Dicks, the top-ranked Democrat on the House Appropriations Committee, said the staffing issue has become contentious as citizens express concern that the Border Patrol is spending too much time chasing people who are illegally in the country.
Tensions flared earlier this summer when an illegal immigrant jumped into a river and died while trying to avoid capture by a border agent in the small town of Forks, best known as the fictional home of the vampires and werewolves saga “Twilight.”
In Port Angeles, a group called Stop the Checkpoints has been picketing the construction of the new Border Patrol station, complaining that too many agents have been disrupting the community.
Whatcom County residents near the border have expressed similar frustrations with Border Patrol agents driving across their land, trespassing unnecessarily and being unresponsive to complaints.
Addressing reporters at a breakfast in Washington last week, Homeland Secretary Janet Napolitano said she was satisfied with staffing on the northern border.
“You’ve got to cover a lot of miles, most of which are very sparsely populated,” said Napolitano, who oversees the Border Patrol agency. “And then you’ve got the Washington area, and you’ve got the area in Detroit, and then you’ve got the East Coast ports. So you’ve got these big areas - a lot of trade, a lot of commerce go back and forth. And then you’ve got these huge areas of almost uninhabited territory. So how do you deal with that? It’s manpower but a greater reliance on technology as well.”
She said that Congress is involved in determining staffing levels at the border.
“It’s written into our immigration bill,” she said. “So we try to deploy them where they are best used, and that changes over from year to year.”
Some fear that all of the added security has hindered business on the northern border, by making it more difficult to cross. Business officials say that border traffic is oftentimes influenced by the economy.
In Sumas, Mayor Bob Bromley said border traffic fluctuates visibly with the currency exchange rate.
“Now that the (Canadian) dollar’s gotten stronger, … we’re seeing more people taking vacations in the United States,” he said.
Despite the loonie’s economic power, border crossings remain well below pre-2001 levels.

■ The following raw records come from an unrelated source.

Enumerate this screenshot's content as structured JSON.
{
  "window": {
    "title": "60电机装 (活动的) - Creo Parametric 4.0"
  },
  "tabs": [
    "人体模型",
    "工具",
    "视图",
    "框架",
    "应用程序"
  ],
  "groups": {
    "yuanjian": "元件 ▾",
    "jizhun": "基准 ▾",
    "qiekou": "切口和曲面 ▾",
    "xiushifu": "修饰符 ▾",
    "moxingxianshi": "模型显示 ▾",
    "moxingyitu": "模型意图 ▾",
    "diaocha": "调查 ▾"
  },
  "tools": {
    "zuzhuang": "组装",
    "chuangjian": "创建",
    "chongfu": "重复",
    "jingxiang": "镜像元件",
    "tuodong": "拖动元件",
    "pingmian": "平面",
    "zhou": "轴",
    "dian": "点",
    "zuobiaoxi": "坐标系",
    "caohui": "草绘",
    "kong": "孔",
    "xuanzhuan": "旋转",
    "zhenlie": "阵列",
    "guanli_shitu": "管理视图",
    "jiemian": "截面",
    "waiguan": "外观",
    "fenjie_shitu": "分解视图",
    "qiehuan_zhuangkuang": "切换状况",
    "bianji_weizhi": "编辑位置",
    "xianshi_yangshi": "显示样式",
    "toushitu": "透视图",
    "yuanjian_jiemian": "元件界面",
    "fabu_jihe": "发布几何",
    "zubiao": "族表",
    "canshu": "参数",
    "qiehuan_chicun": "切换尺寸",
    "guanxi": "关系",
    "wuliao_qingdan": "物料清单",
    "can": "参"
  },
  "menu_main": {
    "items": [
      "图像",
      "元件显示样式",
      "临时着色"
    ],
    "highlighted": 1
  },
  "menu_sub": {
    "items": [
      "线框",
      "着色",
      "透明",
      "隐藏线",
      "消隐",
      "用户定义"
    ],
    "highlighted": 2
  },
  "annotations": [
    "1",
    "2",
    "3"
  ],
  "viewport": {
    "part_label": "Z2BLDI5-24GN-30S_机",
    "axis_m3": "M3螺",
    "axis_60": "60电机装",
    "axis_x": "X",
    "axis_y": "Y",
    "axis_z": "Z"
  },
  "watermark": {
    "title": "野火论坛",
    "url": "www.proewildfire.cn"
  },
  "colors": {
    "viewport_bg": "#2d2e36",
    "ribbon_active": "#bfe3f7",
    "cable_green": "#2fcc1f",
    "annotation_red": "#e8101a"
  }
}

Democratic Rep. Rick Larsen, whose district includes Whatcom County, said the area benefits greatly from the cross-border traffic, adding that the “economic engine of trade is an important part of our lives here.”
But he said the beefed-up Border Patrol presence in the past decade has made the public safer, noting that fewer agents are now required to work overtime when they may be tired.
“We have the people to do the job that we’re asking them to do,” he said. “They’re doing a great job.”
Since Sanchez went public with his story, Border Patrol officials have been going to community meetings, trying to assure citizens that the agency has plenty to do to keep its workers busy.
And Richard Sinks, a spokesman for the Blaine sector, said his office “could always use more agents.”
“The agents here have a job to do,” Sinks said. “And the more agents we have, the safer we’d be.”
Sinks said the Blaine sector’s use of technology has increased dramatically in the past decade. Both a marine unit and an air unit now assist the land-based officers. And frequent border crossers can scan “smart border technology” Nexus passes that speed up their checkpoint clearing process.
He would not say how many agents are on duty at a crossing at any given time because, he said, smugglers have extensive intelligence systems and could use that information to decide which crossings have the most lax security.
“We don’t want to give out anything we don’t have to,” he said.